“You know, prison is a choice,” he told Benos. “They came here out of choice, so they don’t get to choose their hairstyle; they don’t get those things. They made choices in life.”
“Of course there are choices in life that people have, but there are risk factors that are not a choice,” Benos explains. “Child sexual abuse is not a choice. The lack of social services and mental healthcare that might miss a young girl and her family, that might throw her into homelessness and drug abuse, isn’t really a question of choice anymore. The real choice is [that of] those in power to decide what is the most productive and humane way for the individual and for society and our communities to address these issues.” When you consider the fact that the officer could have just used a wand to check for contraband, it’s apparent these protocols are designed to degrade, not to protect.
It’s not surprising that the woman reacted as emotionally as she did; not when you understand the big picture. “You come from a position of no control in your life because you come from a setting of abuse,” Benos says, “and then the one thing that allows you to put on your face for the world — your coping mechanism — is your appearance, and then someone takes that power from you; it’s going to create a set of deeper mental health issue and behavioral issues.”
Talking about makeup in prisons isn’t just talking about eyeshadow palettes for sale at the commissary or having hair relaxers stocked on salon shelves. It’s about addressing the fact that a huge portion of our society is funneled into a pipeline that lands in a cell. We know this, but don’t implement the kind of policies that will help rehabilitate them toward a better life after their sentence. We take a hard-nosed stance on law and order, but there’s almost no conversation about how to help people re-enter society once they have paid their dues.
And reenter they will. In fact, 98 percent of people leave prison and re-enter society, coming to a neighborhood near you.

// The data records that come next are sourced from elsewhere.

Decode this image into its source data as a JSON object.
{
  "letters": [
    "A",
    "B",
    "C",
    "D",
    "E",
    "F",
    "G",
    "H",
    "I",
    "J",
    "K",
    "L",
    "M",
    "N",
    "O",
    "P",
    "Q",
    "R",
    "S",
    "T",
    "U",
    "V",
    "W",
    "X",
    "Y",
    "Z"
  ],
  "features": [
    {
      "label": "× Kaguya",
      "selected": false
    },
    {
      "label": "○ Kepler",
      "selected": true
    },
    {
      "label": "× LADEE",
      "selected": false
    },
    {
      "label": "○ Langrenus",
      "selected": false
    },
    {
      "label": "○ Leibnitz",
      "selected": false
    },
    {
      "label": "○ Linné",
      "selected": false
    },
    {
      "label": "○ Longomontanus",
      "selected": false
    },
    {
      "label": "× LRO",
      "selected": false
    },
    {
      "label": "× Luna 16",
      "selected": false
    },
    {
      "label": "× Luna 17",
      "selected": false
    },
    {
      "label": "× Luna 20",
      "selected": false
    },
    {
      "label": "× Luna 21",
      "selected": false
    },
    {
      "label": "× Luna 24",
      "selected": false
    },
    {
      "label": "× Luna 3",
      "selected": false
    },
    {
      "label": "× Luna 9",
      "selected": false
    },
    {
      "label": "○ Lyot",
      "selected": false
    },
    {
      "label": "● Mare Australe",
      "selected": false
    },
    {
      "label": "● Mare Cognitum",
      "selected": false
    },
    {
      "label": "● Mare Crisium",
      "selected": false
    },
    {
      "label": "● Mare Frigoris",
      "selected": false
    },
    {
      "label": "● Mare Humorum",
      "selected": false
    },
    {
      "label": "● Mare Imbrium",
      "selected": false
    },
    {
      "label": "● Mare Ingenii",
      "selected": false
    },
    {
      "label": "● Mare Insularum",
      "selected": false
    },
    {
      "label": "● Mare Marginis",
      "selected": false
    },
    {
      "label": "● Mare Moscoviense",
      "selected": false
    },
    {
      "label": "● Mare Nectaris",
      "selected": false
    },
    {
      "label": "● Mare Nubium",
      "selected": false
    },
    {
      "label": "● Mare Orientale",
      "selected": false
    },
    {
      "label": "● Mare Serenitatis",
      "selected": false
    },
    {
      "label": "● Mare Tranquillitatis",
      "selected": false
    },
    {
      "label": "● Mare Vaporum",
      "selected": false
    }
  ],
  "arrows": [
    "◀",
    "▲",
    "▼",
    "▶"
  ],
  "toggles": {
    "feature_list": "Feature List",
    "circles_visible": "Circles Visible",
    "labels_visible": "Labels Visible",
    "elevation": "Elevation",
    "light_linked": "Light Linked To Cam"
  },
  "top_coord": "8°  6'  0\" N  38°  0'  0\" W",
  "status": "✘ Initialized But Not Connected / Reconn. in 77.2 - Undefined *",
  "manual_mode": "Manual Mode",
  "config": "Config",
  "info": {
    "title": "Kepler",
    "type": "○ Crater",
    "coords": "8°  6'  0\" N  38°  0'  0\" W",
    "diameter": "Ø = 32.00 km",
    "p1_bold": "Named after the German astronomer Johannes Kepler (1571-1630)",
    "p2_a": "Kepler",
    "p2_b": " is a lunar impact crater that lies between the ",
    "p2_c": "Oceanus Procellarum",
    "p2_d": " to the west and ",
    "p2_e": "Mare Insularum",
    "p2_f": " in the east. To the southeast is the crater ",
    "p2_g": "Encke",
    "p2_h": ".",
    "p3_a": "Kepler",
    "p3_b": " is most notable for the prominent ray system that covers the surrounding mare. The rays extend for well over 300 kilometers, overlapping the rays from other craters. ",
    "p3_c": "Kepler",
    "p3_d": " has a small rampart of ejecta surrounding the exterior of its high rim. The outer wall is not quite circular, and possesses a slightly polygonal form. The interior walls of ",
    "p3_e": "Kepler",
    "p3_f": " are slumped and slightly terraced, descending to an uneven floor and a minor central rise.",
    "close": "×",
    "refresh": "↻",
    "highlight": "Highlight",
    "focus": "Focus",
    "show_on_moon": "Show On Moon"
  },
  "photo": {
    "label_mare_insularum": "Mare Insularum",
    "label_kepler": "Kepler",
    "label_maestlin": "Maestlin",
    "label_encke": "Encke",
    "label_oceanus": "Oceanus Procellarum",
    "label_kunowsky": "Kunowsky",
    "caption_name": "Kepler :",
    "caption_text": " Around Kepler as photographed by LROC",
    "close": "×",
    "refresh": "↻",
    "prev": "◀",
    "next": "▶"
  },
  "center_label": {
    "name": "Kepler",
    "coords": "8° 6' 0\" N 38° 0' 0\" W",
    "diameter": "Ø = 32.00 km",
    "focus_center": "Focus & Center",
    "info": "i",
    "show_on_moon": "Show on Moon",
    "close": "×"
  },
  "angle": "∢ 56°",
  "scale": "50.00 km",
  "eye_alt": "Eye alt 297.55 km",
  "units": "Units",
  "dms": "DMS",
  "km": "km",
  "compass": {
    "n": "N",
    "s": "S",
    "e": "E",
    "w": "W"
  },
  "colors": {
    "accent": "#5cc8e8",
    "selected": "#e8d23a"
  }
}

“What kind of people do we want coming back?” asks Jennifer Vollen-Katz, executive director of the John Howard Association, a prison watchdog and correctional policy organization. “Do we want people who are even more broken when they came in? Or do we want people who had an opportunity to better themselves? To get educated, acquire job skills, training? But [who] also had an opportunity to work on the thing that was part of the problem that led them to whatever behavior led them to prison.”
Many Americans believe the point of the prison system is to hurt. But we should be more interested in outcomes. “I would advocate that as a society we stop being mad and we start being realistic and we start thinking about what it is that we want out of this system,” Vollen-Katz says.
And this realization isn’t new. In a 1934 article in the Battle Creek Enquirer, the Michigan newspaper pointed out that the prisoner doesn’t stand a chance if “a system is imposed which tends to embitter rather than rehabilitate him.” The chaplain argued that the 1930s system was not only filling up prisons faster than they were being built, but also making hardened criminals out of the people “who could be rehabilitated to normal, safe, and productive lives.”
Knowing what we know, we have to ask ourselves: When will we start realizing it’s more beneficial to help rather than to hurt? And if we can’t relent on something as inconsequential as a tube of mascara, then when will we take action on bigger issues, such as abolishing money bail, which criminalizes the poor; challenging the school-to-prison pipeline; stopping the torture of the mentally ill in confinement; or objecting to the end of in-person prison visits?
And when we instead stomp our feet and yell “lock ’em up” at the most vulnerable among us, what, exactly, does that say about us a society?